By now, fans of the bestselling author Glennon Doyle and Olympic soccer star Abby Wambach are familiar with the couple’s unconventional, contagiously joyful love story. The two met for the first time during 2016’s tour of Together Live — the annual speaking tour that celebrates diverse, female voices and recognizes the power of storytelling to change the world — and were married in May. During this year’s Together Live tour (which the duo headlined, across ten U.S. cities), Doyle and Wambach joined forces with Ancestry DNA, exploring how their families’ pasts inform their own family’s future. Together Live also partnered with Ancestry as a way to encourage audiences to discover where they came from and how that impacts who they are today.
“Knowing where I have come from was truly moving. Our stories all have started somewhere and I know for me, having some questions answered allows me to know my family and myself better,” Wambach tells Bustle, just after the conclusion of the 2017 Together Live tour.
Both women — storytellers, activists, truth tellers — were surprised by the results of their AncestryDNA kits.
“My ancestors left Ireland during the Famine. They followed coal mining work to Scotland, and eventually got on a ship with their daughters to America,” says Doyle, author of the bestselling books Carry On, Warrior and Love Warrior. “They found mining work in Pennsylvania, and eventually their daughters were able to put each other through nursing school — they each worked until they had enough to put one of the sisters through, and eventually they were all able to go, other than the eldest sister, who kept working so the other four could graduate. They experienced great loss, carrying on, and taking care of family with big dreams for a better future. What’s surprising is that their story is the story of so many people now, in this moment. I believe we can honor our ancestors by welcoming the immigrants of today — with all of their grit and tenacity and belief in the promise of America.”
Wambach has recently joined the ranks of author as well, with her 2016 memoir Forward. “Fascinating is not a strong enough word to describe how I feel about my family heritage,” says Wambach. “The truth for me is that we are all immigrants from somewhere. We all began as a dream from our ancestors.”
As women who have both written deeply personal memoirs, I ask if having more information about their identity and their family history informs their storytelling — in the books they’ve written and the intimate stories the couple shares in every single city throughout the Together Tour.
“I believe that life starts when we stop running from our pain and who we are and instead surrender to it — run toward it and own it. That’s where healing begins,” says Doyle, who has written about everything from the struggles of her first marriage to how faith and feminism inform the way she parents her children. “We say: ‘Here I am, pain.
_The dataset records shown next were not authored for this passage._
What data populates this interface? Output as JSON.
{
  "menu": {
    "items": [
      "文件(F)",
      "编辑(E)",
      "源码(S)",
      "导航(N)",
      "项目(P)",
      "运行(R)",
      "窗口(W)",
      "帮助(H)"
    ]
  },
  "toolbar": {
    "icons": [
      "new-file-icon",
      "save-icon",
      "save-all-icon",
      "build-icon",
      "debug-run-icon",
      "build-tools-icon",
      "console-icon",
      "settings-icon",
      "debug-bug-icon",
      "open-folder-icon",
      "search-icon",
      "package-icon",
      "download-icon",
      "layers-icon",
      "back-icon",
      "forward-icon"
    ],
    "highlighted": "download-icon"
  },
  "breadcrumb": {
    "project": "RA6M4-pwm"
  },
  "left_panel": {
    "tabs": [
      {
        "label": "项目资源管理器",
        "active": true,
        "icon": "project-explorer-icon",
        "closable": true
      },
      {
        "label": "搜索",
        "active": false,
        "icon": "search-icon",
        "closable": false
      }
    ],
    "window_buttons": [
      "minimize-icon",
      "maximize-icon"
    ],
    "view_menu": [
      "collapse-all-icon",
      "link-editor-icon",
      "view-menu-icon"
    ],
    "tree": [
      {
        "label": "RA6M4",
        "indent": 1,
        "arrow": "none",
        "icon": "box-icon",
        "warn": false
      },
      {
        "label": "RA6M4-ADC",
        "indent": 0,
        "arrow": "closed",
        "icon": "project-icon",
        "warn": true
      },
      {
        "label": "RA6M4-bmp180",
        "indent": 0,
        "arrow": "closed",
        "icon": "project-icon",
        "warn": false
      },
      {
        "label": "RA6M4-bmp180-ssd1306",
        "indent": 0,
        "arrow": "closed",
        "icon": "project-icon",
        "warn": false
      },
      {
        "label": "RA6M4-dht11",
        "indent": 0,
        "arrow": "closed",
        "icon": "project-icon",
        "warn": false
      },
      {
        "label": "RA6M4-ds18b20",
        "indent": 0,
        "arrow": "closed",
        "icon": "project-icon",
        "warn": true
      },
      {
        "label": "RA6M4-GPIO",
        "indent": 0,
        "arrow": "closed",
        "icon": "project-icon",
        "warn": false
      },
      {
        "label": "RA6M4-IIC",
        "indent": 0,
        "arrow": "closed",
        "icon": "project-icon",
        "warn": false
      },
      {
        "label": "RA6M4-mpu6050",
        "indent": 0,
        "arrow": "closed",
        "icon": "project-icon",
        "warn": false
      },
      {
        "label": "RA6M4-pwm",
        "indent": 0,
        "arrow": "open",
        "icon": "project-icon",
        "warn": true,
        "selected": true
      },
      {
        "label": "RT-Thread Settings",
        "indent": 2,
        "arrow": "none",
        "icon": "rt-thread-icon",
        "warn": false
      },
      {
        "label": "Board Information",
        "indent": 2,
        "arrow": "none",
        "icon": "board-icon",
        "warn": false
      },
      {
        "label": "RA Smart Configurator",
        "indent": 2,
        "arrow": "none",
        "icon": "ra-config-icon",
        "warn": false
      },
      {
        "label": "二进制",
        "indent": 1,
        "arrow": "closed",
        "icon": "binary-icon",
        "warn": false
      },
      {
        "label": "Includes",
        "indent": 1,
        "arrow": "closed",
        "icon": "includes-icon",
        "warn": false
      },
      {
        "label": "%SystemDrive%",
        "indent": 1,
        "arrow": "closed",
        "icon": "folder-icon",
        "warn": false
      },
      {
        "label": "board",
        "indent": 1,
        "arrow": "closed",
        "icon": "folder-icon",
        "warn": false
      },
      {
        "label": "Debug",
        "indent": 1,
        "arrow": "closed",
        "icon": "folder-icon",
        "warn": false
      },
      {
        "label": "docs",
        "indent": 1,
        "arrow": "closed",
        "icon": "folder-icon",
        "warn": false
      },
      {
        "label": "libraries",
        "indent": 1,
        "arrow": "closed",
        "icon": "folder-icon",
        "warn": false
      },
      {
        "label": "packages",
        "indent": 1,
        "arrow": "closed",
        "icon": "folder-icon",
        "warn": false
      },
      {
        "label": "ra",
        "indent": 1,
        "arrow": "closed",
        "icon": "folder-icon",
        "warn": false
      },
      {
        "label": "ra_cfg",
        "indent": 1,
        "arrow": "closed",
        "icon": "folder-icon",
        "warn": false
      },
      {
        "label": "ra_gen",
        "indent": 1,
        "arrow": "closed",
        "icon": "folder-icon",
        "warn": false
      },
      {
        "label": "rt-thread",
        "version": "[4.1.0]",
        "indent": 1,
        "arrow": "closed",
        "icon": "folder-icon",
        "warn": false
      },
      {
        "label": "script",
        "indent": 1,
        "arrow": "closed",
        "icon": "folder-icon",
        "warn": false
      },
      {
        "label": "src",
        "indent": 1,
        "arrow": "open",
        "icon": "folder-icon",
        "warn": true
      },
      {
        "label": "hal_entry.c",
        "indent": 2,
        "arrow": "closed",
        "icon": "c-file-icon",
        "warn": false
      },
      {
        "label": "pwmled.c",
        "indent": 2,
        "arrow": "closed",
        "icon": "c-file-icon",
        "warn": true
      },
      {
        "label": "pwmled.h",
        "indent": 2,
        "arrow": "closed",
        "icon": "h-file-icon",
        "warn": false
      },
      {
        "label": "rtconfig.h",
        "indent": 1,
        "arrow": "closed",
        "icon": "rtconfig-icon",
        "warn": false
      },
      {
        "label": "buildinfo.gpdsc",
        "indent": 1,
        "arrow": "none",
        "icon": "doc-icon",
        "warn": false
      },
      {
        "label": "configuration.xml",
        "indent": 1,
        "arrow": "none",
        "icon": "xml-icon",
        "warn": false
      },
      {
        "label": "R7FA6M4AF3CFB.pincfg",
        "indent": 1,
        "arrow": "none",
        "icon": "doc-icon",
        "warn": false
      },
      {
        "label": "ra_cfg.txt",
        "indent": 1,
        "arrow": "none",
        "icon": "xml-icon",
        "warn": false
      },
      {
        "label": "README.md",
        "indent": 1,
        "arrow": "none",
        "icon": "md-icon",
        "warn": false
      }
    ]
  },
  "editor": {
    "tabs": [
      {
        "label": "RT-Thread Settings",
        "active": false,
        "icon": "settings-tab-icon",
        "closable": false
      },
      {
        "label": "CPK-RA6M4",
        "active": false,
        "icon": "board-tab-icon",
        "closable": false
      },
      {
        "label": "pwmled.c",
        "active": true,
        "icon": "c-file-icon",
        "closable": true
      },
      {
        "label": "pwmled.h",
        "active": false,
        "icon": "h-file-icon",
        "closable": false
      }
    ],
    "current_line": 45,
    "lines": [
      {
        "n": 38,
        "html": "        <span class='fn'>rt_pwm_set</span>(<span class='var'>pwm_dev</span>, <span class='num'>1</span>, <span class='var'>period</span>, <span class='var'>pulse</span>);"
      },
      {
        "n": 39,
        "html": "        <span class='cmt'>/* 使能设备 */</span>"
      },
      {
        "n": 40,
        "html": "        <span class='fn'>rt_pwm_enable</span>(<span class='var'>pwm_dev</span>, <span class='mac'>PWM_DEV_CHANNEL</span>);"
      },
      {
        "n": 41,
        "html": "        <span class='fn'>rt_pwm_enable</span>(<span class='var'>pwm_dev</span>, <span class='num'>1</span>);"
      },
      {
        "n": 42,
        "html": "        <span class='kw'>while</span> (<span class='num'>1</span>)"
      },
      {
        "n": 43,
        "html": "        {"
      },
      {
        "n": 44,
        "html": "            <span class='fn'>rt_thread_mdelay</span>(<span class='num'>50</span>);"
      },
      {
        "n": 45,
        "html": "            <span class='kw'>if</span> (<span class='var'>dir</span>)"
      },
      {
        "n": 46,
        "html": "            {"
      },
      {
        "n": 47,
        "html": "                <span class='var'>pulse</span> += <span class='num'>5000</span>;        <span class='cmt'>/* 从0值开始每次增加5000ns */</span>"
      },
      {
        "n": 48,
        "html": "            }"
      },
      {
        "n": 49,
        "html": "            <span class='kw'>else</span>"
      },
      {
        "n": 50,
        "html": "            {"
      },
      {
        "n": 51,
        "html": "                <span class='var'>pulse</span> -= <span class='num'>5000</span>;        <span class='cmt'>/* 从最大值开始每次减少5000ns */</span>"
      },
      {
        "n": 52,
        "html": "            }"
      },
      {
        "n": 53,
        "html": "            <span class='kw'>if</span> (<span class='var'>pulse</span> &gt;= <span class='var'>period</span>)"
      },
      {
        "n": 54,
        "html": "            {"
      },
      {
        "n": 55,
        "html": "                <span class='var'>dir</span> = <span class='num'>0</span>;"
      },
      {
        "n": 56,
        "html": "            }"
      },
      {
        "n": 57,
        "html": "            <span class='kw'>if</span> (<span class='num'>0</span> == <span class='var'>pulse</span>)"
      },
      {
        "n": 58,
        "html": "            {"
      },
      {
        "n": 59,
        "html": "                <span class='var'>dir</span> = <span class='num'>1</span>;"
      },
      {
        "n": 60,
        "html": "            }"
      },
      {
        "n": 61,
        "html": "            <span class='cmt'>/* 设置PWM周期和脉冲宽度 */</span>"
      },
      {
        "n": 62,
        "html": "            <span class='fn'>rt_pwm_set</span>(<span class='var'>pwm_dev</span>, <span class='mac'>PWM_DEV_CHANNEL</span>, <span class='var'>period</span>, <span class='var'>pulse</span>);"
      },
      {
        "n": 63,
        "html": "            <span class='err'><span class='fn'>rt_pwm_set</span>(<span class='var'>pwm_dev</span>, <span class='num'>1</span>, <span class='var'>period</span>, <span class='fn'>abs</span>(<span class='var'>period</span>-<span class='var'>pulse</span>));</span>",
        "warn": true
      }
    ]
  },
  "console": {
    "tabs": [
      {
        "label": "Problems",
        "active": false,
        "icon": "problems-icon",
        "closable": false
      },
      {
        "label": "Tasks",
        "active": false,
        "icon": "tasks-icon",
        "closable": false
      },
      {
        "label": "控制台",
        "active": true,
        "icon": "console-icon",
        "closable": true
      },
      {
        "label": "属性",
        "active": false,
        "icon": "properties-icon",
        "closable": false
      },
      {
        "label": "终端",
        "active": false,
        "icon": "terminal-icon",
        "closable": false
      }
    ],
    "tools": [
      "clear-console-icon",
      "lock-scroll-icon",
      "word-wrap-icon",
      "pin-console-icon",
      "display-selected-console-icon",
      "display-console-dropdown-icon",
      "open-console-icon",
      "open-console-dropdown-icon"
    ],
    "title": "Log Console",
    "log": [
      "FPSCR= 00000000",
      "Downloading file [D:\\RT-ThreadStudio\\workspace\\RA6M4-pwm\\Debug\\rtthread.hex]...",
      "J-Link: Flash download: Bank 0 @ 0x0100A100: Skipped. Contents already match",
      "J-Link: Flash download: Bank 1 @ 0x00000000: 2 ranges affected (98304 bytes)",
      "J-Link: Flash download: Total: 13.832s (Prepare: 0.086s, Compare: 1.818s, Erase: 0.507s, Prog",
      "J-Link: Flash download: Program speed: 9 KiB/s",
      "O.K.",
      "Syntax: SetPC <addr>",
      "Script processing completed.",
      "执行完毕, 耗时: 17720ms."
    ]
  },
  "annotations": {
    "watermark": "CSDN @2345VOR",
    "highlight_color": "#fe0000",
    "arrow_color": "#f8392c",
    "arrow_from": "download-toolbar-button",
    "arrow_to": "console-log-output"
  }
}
I give up. All that stuff really happened. I’ll let myself feel it now. Then I’ll tell the story and let other people feel it, too.’ Everyone has a history, everyone has a story to tell. When you write your true identity, it is a love offering to the world because it helps everyone who hears it feel braver and less alone. We all need to know that we are seen and heard. We don’t need our lives to be different, or easier, we just need someone to see the pain. To know what we’ve faced and overcome. To say: Yes. I see this. This is real. We don’t need a magician to take it all away – we just need a witness. That’s what we’re doing on the Together Tour, we are witnesses to each other’s stories, and it makes us braver in this world.”
But the effects of digging into her past goes far beyond the influencing the words Doyle puts on the page. It’s also helped inform how she understands herself, her history, and the personal stories that have gotten her to her present. “It’s cemented my belief that the moral of our collective story is love, and that love is relentlessly showing up for your people. And that the invisible thread leading the way — the force constantly rising up to take care of their people — is the women,” she says. “Being a woman is more like taking your place in a parade than it is like hiking an individual journey. Sometimes we convince ourselves that we’re alone in this challenging family, friendship, health, career stuff; that the trials we’re facing and joys we’re embracing are original. But when it comes to womanhood, there’s nothing new under the sun. Whatever it is — thousands of brave women have faced it before us, so we should learn from them. Whatever it is — thousands of brave women will face it after us, so we should teach them. I believe that we are all more alike than different. That we are all connected. That one woman’s pain is our collective pain and one’s woman’s joy and success belongs to all of us. That’s the story of our past and the story of our future.”
“When I’ve made progress, I’ve always looked back first to figure out how to move forward,” Doyle says. “I talk about my addictions because everything beautiful in my life right now came out of the ugliness back then. And still does. All that pain turned out to be the good stuff. I used to say: ‘I’m broken. Fix me.’ And now I say: ‘And I love, love, love my beautiful, busted up past and my messy, complicated present.’ No one is ever “ready.” The world is changed by messy, complicated people who show up before they are ready. It’s the story of my life, and the DNA of this tour: Show up exactly how you are, right now, and we’ll change the world together.”